(Host) A recent change in Vermont law allows towns that currently have school choice to designate a public school for their students.
VPR’s Amy Noyes has been following the issue in Elmore, where school directors brought it up for public discussion.
(Noyes) Elmore educates its first- through third-graders here, at the Elmore Lake School. It’s the last one-room schoolhouse operating in Vermont, and it’s a very busy place.
Other Elmore students attend school in Morrisville – until seventh grade, when they can choose their school.
Most, however, stay at Morrisville’s Peoples Academy for middle and high school. And that’s part of the reason the Elmore School Board thought voters might be interested in giving up school choice and designating Peoples Academy as Elmore’s public school.
That didn’t turn out to be the case. At a recent public hearing on the proposal, not a single person was willing to give up school choice.
Parent Karin Shearer said having her child involved in picking a middle school was an invaluable experience.
(Shearer) "For my child to be able to visit different schools and be part of making that choice is why we moved to Elmore. And I would hate to see that change for my child or for anyone’s child."
(Noyes) Elmore is one of 80 districts around Vermont that has no middle or high school and let’s those students choose their school.
Last session, the Legislature gave those districts the option of designating a public school in another town as their own to help them better predict their budgets.
Until now districts with school choice could only designate an independent school, such as Lyndon Institute.
Otherwise, the districts had to offer school choice. And their budgets were driven by tuition rates charged by other schools, and the number of students who took advantage of choice. Act 44 is designed to make budgeting easier by taking out some of the guesswork.
Secondary school tuitions are set using a complicated state formula, and the final result varies from around $9,000 per student to more than double that amount.
It’s that unpredictability that makes Act 44 attractive to some school boards. So far, school districts in Georgia, Grand Isle and Elmore have publicly explored replacing school choice by designating a nearby public school.
In Elmore, administrators estimated they’d save two cents on the tax rate if they designated Peoples Academy.
J.B. McKinley’s children graduated from Craftsbury Academy and St. Johnsbury Academy. He said, in his experience, two cents is a bargain for school choice.
(McKinley) "What I would be willing to pay: far more than the two cents now – maybe ten or twenty cents, much more. And that is to pay for your children.

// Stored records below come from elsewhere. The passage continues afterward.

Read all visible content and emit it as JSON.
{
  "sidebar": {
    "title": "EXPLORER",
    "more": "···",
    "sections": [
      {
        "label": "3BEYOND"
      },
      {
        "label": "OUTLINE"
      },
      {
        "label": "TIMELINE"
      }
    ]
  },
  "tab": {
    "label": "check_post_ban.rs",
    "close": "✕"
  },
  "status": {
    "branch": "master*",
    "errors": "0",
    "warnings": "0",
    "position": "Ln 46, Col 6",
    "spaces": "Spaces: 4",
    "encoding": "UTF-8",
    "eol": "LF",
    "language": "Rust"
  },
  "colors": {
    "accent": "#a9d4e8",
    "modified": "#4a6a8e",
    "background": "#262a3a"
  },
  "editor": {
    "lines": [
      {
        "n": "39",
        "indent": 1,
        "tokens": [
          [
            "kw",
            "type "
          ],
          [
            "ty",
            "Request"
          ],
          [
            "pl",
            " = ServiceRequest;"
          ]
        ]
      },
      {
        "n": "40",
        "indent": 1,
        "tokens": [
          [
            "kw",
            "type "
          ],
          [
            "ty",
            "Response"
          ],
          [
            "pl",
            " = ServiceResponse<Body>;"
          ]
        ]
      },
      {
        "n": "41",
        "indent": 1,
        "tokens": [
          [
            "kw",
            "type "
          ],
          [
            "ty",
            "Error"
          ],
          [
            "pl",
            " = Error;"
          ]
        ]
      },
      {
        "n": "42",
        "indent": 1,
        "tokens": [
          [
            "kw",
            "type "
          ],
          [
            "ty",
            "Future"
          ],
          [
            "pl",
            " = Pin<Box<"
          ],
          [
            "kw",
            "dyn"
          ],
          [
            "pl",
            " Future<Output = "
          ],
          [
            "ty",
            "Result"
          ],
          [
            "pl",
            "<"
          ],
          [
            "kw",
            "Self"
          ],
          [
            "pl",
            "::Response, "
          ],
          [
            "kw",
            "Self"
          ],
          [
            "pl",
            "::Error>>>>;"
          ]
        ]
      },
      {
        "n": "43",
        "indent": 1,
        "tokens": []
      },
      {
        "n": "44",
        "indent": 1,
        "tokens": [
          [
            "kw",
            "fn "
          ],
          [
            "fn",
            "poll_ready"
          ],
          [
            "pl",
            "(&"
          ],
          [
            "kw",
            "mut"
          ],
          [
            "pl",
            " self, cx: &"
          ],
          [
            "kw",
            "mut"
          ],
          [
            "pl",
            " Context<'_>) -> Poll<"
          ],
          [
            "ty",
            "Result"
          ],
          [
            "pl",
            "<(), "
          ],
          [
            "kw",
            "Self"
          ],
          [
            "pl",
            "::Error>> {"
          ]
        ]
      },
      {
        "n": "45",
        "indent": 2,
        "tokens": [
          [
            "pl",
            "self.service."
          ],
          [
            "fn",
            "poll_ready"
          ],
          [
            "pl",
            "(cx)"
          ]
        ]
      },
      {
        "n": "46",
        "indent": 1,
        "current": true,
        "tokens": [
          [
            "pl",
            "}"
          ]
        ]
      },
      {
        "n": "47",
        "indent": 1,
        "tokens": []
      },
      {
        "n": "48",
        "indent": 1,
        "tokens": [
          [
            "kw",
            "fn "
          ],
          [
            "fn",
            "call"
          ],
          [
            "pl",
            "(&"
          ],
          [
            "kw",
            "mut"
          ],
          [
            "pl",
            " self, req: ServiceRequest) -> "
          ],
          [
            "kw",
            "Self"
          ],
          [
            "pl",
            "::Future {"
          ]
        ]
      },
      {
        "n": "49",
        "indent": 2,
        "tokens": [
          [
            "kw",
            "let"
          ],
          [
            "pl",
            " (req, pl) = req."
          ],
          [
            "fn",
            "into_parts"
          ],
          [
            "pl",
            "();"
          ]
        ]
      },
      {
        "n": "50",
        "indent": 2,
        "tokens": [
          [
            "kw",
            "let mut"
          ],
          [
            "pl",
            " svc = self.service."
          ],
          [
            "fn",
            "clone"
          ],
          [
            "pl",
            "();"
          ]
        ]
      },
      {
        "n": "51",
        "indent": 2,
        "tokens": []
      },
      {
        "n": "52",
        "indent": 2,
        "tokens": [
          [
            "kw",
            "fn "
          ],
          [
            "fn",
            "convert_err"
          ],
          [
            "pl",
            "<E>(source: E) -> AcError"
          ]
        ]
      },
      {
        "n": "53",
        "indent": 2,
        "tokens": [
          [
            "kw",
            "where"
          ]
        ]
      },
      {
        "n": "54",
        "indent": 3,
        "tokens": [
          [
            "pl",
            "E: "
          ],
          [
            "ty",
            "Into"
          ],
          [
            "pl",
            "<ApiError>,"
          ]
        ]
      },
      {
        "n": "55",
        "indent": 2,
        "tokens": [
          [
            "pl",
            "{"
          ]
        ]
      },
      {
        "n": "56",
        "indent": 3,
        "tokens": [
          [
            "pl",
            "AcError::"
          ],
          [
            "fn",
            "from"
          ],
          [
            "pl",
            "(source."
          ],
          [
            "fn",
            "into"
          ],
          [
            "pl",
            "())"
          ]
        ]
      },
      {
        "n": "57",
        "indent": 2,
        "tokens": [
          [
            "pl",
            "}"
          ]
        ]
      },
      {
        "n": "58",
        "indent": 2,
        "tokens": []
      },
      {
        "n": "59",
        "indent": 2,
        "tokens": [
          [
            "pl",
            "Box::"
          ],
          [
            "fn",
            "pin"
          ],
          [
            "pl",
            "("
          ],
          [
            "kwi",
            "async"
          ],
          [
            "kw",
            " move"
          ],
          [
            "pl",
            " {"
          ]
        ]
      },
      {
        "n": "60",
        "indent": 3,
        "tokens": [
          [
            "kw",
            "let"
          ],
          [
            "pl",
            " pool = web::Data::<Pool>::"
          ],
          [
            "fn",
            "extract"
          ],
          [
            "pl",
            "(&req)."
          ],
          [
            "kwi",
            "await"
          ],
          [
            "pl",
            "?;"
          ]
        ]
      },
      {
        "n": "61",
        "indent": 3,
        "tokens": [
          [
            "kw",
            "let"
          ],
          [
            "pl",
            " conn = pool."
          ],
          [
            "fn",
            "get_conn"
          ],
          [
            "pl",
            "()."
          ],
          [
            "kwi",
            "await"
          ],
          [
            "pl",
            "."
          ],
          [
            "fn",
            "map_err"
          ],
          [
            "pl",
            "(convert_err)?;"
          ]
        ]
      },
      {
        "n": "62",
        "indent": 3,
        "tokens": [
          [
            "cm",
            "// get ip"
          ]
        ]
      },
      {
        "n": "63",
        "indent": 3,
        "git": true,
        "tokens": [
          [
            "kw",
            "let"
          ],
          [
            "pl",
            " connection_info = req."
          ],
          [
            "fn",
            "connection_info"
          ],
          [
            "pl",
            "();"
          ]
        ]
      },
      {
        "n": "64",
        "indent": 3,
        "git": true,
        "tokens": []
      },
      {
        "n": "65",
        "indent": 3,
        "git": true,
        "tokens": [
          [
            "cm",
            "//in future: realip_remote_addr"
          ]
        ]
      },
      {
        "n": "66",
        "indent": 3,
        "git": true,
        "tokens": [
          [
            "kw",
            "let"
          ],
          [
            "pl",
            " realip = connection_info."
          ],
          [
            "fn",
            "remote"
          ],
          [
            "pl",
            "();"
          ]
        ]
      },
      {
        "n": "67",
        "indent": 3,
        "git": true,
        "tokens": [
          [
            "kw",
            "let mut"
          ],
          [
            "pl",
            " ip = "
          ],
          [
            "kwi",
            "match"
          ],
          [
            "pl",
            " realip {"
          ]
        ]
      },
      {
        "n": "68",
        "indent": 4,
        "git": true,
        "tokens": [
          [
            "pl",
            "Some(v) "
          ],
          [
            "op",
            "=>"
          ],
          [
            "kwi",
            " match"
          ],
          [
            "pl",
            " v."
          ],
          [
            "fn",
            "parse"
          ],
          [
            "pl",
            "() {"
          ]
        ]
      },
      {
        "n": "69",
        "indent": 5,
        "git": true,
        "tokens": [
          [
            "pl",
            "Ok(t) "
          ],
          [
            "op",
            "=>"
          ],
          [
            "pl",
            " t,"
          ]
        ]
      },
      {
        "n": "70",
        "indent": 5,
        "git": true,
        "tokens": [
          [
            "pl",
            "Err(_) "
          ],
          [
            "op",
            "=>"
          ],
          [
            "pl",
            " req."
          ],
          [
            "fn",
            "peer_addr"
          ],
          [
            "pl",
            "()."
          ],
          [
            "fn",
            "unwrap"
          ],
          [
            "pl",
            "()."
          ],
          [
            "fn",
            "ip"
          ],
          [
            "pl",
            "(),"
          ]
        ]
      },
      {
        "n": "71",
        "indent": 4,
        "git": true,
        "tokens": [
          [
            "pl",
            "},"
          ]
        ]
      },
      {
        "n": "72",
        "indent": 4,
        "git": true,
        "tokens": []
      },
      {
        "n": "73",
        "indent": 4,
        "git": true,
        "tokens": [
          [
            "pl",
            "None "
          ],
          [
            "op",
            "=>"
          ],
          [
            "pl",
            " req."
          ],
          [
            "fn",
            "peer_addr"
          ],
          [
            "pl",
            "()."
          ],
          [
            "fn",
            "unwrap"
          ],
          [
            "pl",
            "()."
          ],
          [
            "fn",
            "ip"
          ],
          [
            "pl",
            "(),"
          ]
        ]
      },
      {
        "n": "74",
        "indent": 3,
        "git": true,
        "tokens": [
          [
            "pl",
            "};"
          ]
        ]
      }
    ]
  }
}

Mine are already gone."
(Noyes) Lamoille South Superintendent Tracy Wrend oversees schools in both Elmore and Morrisville. She said she was surprised by Elmore’s unanimous support for school choice, and inspired by the town’s commitment to education.
(Wrend) "It really was a reminder that our citizens expect us not just to talk about cost, but to talk about quality. And there was a real passionate commitment to ensuring continued quality in public education for the children of Elmore. And that was inspiring."
(Noyes) Elmore school administrators say it’s unlikely the school board will continue to pursue the issue, for now.
But, with Act 44 on the books, the subject could be brought back for a town-wide vote at any time.
For VPR News, I’m Amy Noyes.